> _YOUR GOAL_
Determine how many lines of the material below include "time", and reply with that number alone.

○ ○ ○ ○ ○ ○ ○

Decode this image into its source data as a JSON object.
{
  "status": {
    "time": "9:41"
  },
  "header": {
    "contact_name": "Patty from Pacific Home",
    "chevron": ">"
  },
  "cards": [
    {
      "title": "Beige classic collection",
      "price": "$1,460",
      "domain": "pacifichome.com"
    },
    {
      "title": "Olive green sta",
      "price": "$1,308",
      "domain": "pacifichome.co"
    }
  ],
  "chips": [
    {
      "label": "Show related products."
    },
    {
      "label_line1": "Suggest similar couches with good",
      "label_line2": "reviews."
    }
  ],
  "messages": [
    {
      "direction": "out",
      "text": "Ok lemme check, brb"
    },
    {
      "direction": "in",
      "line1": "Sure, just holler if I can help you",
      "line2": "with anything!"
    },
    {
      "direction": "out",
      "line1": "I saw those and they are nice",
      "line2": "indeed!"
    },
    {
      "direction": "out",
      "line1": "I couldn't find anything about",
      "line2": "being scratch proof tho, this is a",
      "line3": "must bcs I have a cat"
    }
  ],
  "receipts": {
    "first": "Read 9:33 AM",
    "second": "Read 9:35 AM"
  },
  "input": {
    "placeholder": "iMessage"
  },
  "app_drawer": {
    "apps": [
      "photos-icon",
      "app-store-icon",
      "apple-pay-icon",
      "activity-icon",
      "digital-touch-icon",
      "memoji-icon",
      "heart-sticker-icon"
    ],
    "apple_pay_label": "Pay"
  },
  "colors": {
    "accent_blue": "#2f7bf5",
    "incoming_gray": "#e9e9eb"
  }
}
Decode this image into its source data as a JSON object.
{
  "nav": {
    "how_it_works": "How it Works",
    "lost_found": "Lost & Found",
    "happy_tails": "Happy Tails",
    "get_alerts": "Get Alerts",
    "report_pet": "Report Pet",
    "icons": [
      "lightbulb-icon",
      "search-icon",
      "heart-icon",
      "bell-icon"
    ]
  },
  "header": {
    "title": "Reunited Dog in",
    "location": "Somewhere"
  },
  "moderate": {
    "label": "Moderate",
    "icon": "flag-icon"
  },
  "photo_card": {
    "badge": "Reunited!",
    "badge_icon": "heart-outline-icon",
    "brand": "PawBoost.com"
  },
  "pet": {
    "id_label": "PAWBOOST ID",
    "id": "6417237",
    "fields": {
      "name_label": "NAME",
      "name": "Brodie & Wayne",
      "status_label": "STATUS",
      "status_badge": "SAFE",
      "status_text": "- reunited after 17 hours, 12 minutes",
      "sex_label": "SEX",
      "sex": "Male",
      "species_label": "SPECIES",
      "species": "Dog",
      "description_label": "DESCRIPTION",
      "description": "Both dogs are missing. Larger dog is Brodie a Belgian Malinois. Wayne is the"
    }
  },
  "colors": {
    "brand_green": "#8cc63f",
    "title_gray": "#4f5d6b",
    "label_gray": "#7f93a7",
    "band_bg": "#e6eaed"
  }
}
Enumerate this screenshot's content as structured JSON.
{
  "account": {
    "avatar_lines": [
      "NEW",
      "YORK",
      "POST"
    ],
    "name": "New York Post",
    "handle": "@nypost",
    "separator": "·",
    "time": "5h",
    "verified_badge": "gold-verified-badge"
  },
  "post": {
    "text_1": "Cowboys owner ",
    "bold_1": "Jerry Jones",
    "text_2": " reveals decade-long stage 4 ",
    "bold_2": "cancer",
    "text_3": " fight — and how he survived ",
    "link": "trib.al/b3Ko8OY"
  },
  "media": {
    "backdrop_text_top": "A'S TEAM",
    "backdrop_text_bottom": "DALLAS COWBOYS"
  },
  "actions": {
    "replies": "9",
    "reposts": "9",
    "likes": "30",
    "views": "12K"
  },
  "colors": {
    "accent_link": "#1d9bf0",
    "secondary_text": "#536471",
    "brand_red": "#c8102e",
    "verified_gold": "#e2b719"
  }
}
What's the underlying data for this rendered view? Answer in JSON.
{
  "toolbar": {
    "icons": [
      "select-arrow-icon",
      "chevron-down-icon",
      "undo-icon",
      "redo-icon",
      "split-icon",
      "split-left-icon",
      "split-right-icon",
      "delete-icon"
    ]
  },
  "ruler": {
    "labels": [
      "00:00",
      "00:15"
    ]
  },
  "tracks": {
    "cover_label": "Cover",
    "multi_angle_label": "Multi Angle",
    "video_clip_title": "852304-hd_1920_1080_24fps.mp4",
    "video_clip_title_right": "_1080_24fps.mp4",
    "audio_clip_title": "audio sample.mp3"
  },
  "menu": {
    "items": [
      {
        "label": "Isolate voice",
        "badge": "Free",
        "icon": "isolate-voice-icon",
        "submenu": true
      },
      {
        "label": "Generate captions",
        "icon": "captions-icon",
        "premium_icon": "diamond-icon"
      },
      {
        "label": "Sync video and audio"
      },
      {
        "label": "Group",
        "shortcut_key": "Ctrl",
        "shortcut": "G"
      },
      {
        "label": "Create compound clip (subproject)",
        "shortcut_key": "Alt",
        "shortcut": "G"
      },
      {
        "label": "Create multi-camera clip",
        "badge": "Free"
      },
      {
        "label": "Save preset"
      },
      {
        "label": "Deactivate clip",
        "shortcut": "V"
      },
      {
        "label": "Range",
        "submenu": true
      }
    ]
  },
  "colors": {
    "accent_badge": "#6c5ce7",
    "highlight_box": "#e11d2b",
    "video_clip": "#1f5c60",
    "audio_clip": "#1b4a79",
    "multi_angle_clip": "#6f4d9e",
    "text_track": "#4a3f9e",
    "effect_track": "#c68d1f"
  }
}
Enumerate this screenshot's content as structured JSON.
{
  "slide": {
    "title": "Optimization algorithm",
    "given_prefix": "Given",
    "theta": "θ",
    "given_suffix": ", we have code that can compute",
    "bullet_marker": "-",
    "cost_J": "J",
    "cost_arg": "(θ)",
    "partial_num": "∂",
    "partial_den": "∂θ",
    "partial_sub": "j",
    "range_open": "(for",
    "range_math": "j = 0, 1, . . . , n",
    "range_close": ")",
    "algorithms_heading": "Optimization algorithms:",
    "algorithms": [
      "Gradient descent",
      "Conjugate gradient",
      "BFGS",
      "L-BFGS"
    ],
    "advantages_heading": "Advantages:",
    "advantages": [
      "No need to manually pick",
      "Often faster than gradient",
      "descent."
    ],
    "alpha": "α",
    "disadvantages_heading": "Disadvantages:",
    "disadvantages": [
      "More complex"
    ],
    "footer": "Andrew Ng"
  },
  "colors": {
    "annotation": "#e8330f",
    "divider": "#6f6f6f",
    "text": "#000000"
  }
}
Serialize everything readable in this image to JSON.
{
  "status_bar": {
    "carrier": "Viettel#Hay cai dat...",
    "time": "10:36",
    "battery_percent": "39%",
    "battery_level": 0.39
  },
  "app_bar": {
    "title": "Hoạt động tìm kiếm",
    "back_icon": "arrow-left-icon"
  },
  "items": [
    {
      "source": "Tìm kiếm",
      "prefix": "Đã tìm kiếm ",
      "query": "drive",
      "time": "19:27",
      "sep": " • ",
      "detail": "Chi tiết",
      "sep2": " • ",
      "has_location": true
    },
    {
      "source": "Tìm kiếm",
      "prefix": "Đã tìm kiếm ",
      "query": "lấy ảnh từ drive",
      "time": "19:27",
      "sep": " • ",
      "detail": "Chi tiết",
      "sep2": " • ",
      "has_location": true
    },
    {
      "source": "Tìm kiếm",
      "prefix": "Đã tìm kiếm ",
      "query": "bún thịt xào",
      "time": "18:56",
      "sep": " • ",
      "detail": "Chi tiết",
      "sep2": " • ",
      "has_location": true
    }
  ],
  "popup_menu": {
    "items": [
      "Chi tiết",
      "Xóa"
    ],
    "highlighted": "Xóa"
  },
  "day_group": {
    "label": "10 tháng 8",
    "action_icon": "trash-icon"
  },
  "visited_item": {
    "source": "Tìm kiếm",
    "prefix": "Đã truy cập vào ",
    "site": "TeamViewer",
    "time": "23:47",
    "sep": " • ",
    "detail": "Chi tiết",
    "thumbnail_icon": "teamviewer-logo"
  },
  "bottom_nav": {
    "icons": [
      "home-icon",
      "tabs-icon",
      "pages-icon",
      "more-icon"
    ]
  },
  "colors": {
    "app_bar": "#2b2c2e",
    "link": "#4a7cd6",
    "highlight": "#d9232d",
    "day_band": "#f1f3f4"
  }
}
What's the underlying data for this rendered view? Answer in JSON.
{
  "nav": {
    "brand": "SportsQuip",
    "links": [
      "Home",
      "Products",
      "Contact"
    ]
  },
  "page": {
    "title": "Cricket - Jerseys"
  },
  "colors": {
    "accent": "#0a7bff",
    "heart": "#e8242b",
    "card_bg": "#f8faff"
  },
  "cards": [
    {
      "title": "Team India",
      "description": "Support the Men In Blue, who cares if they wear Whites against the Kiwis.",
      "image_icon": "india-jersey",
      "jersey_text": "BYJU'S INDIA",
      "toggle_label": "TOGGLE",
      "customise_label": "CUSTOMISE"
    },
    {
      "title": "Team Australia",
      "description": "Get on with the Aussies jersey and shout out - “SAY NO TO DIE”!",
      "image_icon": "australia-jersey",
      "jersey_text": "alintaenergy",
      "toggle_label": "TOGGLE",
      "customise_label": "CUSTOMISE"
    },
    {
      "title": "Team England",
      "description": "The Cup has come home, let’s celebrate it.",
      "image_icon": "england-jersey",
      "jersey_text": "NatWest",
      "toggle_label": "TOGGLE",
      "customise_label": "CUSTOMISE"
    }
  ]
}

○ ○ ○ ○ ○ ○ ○

> _PROBLEM SOLUTION_
7